* [TASK DESCRIPTION]: Every record should be written out exactly, with the pictures left out.
^^^^^^^^
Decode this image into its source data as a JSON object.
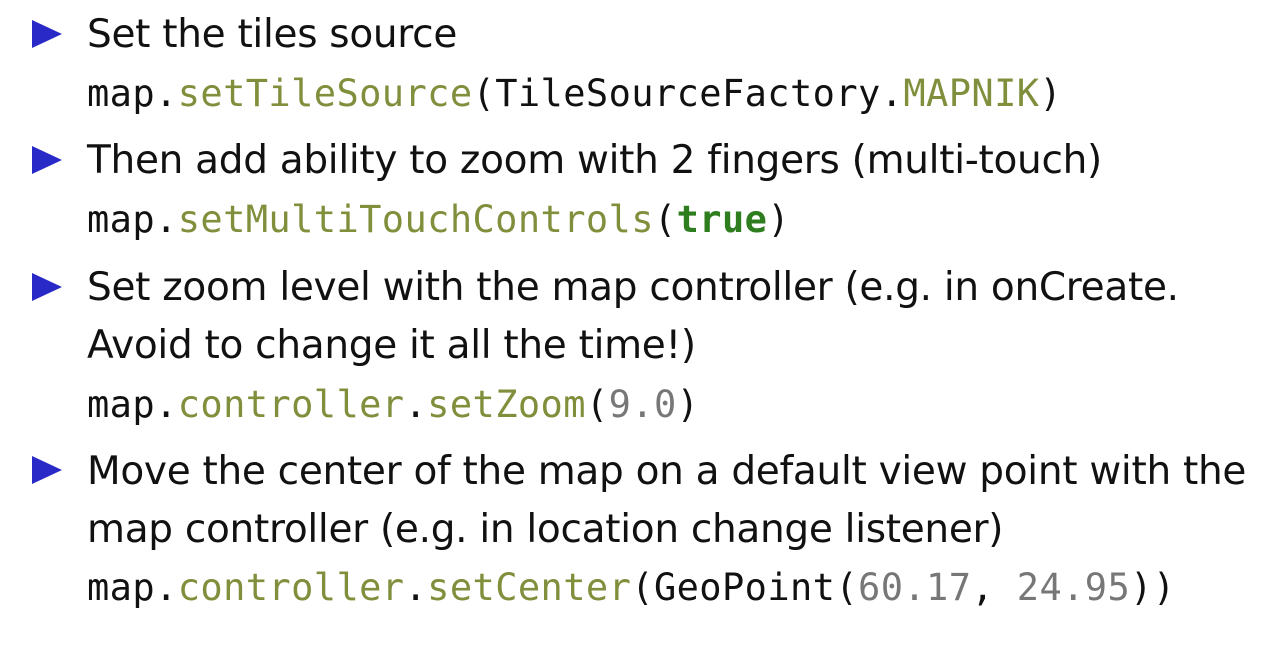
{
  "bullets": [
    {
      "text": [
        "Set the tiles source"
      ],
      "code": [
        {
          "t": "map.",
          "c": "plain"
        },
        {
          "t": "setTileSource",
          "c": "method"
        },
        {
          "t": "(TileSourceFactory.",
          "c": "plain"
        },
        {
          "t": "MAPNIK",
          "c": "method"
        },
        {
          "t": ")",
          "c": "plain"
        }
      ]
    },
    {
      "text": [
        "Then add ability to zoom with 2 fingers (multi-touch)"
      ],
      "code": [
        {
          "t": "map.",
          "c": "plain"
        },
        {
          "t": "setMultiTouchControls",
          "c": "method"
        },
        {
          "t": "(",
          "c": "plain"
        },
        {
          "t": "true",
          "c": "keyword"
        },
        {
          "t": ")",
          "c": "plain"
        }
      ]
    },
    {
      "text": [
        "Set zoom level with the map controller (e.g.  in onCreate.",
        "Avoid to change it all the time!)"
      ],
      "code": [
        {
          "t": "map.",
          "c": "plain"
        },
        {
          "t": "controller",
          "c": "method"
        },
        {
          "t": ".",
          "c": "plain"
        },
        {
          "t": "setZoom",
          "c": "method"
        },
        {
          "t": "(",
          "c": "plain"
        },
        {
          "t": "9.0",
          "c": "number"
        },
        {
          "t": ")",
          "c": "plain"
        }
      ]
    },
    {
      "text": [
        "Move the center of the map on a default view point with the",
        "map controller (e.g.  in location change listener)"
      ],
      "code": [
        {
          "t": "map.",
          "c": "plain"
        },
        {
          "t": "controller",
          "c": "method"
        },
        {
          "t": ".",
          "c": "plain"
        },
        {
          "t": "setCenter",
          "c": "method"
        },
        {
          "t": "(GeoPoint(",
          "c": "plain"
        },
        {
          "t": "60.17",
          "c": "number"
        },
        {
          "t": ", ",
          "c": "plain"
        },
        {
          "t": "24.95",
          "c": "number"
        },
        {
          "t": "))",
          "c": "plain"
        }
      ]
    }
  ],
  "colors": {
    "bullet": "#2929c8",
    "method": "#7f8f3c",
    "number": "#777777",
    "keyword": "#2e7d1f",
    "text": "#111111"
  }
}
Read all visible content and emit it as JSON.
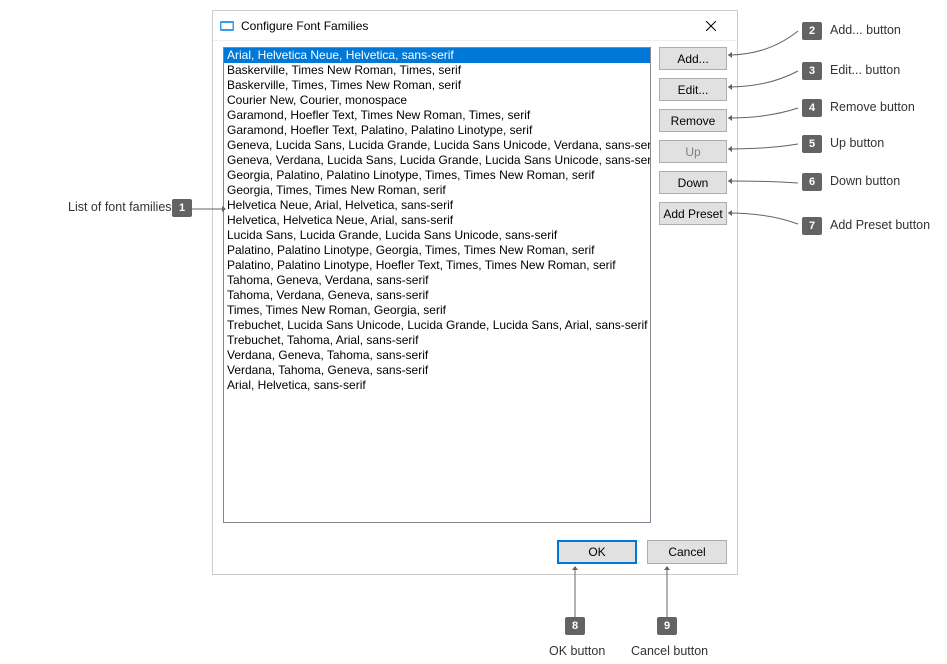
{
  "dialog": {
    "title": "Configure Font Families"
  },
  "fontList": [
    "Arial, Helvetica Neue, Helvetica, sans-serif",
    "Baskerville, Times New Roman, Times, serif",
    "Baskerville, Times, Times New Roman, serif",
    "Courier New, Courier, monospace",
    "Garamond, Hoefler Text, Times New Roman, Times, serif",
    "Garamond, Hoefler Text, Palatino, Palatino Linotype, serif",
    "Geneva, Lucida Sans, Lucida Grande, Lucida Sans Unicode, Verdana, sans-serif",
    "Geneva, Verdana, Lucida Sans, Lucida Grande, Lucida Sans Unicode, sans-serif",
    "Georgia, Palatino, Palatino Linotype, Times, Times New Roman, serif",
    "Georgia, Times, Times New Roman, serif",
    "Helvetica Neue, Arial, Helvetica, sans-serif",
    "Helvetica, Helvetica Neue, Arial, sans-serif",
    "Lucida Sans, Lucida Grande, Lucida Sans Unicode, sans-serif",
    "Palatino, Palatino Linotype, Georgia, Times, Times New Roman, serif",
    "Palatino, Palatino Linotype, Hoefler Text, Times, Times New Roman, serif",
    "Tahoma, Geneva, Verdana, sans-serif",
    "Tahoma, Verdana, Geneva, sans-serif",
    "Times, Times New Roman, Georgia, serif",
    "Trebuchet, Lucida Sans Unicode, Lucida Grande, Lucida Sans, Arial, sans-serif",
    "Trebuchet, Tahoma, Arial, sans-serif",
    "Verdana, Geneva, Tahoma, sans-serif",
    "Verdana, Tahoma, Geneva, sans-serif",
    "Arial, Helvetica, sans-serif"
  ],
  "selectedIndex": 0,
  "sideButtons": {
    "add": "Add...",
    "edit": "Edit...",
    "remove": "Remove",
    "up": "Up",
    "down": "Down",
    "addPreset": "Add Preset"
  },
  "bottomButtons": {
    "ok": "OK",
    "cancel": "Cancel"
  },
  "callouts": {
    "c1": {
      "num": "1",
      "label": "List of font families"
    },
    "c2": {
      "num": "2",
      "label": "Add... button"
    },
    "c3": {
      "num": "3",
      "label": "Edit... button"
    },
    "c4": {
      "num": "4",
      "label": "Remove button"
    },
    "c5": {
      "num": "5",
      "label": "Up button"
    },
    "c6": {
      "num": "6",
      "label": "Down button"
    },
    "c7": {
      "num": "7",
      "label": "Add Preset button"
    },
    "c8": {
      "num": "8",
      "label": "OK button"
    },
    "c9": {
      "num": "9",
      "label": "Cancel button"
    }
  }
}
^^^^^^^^
* [RESULT BELOW]:
Decode this image into its source data as a JSON object.
{
  "bullets": [
    {
      "text": [
        "Set the tiles source"
      ],
      "code": [
        {
          "t": "map.",
          "c": "plain"
        },
        {
          "t": "setTileSource",
          "c": "method"
        },
        {
          "t": "(TileSourceFactory.",
          "c": "plain"
        },
        {
          "t": "MAPNIK",
          "c": "method"
        },
        {
          "t": ")",
          "c": "plain"
        }
      ]
    },
    {
      "text": [
        "Then add ability to zoom with 2 fingers (multi-touch)"
      ],
      "code": [
        {
          "t": "map.",
          "c": "plain"
        },
        {
          "t": "setMultiTouchControls",
          "c": "method"
        },
        {
          "t": "(",
          "c": "plain"
        },
        {
          "t": "true",
          "c": "keyword"
        },
        {
          "t": ")",
          "c": "plain"
        }
      ]
    },
    {
      "text": [
        "Set zoom level with the map controller (e.g.  in onCreate.",
        "Avoid to change it all the time!)"
      ],
      "code": [
        {
          "t": "map.",
          "c": "plain"
        },
        {
          "t": "controller",
          "c": "method"
        },
        {
          "t": ".",
          "c": "plain"
        },
        {
          "t": "setZoom",
          "c": "method"
        },
        {
          "t": "(",
          "c": "plain"
        },
        {
          "t": "9.0",
          "c": "number"
        },
        {
          "t": ")",
          "c": "plain"
        }
      ]
    },
    {
      "text": [
        "Move the center of the map on a default view point with the",
        "map controller (e.g.  in location change listener)"
      ],
      "code": [
        {
          "t": "map.",
          "c": "plain"
        },
        {
          "t": "controller",
          "c": "method"
        },
        {
          "t": ".",
          "c": "plain"
        },
        {
          "t": "setCenter",
          "c": "method"
        },
        {
          "t": "(GeoPoint(",
          "c": "plain"
        },
        {
          "t": "60.17",
          "c": "number"
        },
        {
          "t": ", ",
          "c": "plain"
        },
        {
          "t": "24.95",
          "c": "number"
        },
        {
          "t": "))",
          "c": "plain"
        }
      ]
    }
  ],
  "colors": {
    "bullet": "#2929c8",
    "method": "#7f8f3c",
    "number": "#777777",
    "keyword": "#2e7d1f",
    "text": "#111111"
  }
}
Read all visible content and emit it as JSON.
{
  "dialog": {
    "title": "Configure Font Families"
  },
  "fontList": [
    "Arial, Helvetica Neue, Helvetica, sans-serif",
    "Baskerville, Times New Roman, Times, serif",
    "Baskerville, Times, Times New Roman, serif",
    "Courier New, Courier, monospace",
    "Garamond, Hoefler Text, Times New Roman, Times, serif",
    "Garamond, Hoefler Text, Palatino, Palatino Linotype, serif",
    "Geneva, Lucida Sans, Lucida Grande, Lucida Sans Unicode, Verdana, sans-serif",
    "Geneva, Verdana, Lucida Sans, Lucida Grande, Lucida Sans Unicode, sans-serif",
    "Georgia, Palatino, Palatino Linotype, Times, Times New Roman, serif",
    "Georgia, Times, Times New Roman, serif",
    "Helvetica Neue, Arial, Helvetica, sans-serif",
    "Helvetica, Helvetica Neue, Arial, sans-serif",
    "Lucida Sans, Lucida Grande, Lucida Sans Unicode, sans-serif",
    "Palatino, Palatino Linotype, Georgia, Times, Times New Roman, serif",
    "Palatino, Palatino Linotype, Hoefler Text, Times, Times New Roman, serif",
    "Tahoma, Geneva, Verdana, sans-serif",
    "Tahoma, Verdana, Geneva, sans-serif",
    "Times, Times New Roman, Georgia, serif",
    "Trebuchet, Lucida Sans Unicode, Lucida Grande, Lucida Sans, Arial, sans-serif",
    "Trebuchet, Tahoma, Arial, sans-serif",
    "Verdana, Geneva, Tahoma, sans-serif",
    "Verdana, Tahoma, Geneva, sans-serif",
    "Arial, Helvetica, sans-serif"
  ],
  "selectedIndex": 0,
  "sideButtons": {
    "add": "Add...",
    "edit": "Edit...",
    "remove": "Remove",
    "up": "Up",
    "down": "Down",
    "addPreset": "Add Preset"
  },
  "bottomButtons": {
    "ok": "OK",
    "cancel": "Cancel"
  },
  "callouts": {
    "c1": {
      "num": "1",
      "label": "List of font families"
    },
    "c2": {
      "num": "2",
      "label": "Add... button"
    },
    "c3": {
      "num": "3",
      "label": "Edit... button"
    },
    "c4": {
      "num": "4",
      "label": "Remove button"
    },
    "c5": {
      "num": "5",
      "label": "Up button"
    },
    "c6": {
      "num": "6",
      "label": "Down button"
    },
    "c7": {
      "num": "7",
      "label": "Add Preset button"
    },
    "c8": {
      "num": "8",
      "label": "OK button"
    },
    "c9": {
      "num": "9",
      "label": "Cancel button"
    }
  }
}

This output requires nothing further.